Junk Bonds, Bank Debt, and Financial Flexibility
Posted: 20 Jul 1998
Date Written: October 1997

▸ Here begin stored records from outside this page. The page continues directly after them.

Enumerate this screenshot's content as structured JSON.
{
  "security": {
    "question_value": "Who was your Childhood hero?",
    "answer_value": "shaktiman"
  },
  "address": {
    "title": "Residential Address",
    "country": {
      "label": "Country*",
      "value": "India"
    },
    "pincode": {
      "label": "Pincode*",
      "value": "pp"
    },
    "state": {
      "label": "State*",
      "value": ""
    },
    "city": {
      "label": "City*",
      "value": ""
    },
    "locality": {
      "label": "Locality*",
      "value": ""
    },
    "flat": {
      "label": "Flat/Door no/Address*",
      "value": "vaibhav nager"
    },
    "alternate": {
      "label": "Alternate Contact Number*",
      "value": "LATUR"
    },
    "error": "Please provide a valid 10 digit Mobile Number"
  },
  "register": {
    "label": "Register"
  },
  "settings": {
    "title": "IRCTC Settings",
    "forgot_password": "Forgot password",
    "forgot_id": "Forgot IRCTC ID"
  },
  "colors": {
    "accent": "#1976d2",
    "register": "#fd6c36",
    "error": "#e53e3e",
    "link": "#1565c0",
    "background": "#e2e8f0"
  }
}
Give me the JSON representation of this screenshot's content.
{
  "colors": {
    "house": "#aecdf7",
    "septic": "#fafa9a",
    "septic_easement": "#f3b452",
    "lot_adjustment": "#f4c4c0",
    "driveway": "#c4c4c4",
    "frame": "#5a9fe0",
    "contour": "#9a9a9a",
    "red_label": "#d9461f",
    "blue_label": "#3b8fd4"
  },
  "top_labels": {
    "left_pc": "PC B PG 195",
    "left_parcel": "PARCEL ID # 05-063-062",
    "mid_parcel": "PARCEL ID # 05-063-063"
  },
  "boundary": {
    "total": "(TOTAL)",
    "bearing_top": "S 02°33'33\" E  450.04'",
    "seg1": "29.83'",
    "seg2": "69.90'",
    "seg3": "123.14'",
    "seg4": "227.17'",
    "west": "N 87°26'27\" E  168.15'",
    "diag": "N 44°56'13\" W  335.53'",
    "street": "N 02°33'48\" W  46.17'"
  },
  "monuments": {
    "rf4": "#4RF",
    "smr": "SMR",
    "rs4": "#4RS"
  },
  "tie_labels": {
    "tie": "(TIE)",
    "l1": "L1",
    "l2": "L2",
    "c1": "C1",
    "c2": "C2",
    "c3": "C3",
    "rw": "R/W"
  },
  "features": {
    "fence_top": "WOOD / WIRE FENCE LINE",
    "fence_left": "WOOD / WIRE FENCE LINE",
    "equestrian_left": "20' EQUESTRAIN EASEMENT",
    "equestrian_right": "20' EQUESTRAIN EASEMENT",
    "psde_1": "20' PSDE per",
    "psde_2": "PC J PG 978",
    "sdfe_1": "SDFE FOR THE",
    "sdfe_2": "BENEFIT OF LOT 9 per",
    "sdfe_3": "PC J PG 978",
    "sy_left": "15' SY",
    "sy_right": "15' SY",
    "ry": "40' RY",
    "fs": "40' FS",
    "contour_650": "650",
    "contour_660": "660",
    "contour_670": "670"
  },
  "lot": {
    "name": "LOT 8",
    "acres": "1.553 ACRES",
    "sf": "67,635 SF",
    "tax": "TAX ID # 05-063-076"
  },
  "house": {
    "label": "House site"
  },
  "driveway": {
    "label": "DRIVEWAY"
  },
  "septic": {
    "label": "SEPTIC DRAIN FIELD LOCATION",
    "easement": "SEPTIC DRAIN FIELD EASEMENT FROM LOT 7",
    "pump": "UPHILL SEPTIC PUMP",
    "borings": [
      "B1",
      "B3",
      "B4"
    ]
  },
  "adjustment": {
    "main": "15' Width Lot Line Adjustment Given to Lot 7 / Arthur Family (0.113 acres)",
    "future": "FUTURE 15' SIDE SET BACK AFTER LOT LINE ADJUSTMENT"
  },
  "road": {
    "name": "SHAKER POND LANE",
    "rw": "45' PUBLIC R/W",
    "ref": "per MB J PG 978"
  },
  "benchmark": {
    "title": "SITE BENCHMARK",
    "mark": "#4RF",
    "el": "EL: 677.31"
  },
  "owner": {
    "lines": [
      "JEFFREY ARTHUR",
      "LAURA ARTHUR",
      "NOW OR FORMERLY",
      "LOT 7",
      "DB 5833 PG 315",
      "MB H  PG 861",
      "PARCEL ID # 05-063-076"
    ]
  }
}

New issues of public high yield debt, or junk bonds, reached record levels in the 1990s. This paper studies transactions where firms issue junk bonds and use the proceeds to repay their bank debt. These substitutions represent the most frequent use of junk bonds. Our analysis suggests that firms undertake these substitutions to preserve financial flexibility--a capital structure's ability to support activities at low transaction and opportunity cost. Junk bond substitutions typically occur around negative earnings surprises. Since junk bonds contain substantially fewer and less restrictive covenants than bank debt, and also mature later, these substitutions reduce the probability of default and increase the range of activities in which firms can engage. The earnings surprises are short-term, and firms eventually reborrow from banks. Junk bond issues convey negative information about sample firms' prospects and cause stock prices to fall, but the decline is less severe for firms that benefit more from the increased financial flexibility. While giving managers increased flexibility could also harm shareholders (by allowing them to take actions that reduce firm value) our evidence does not strongly support this possibility.
JEL Classification: G32
Suggested Citation: Suggested Citation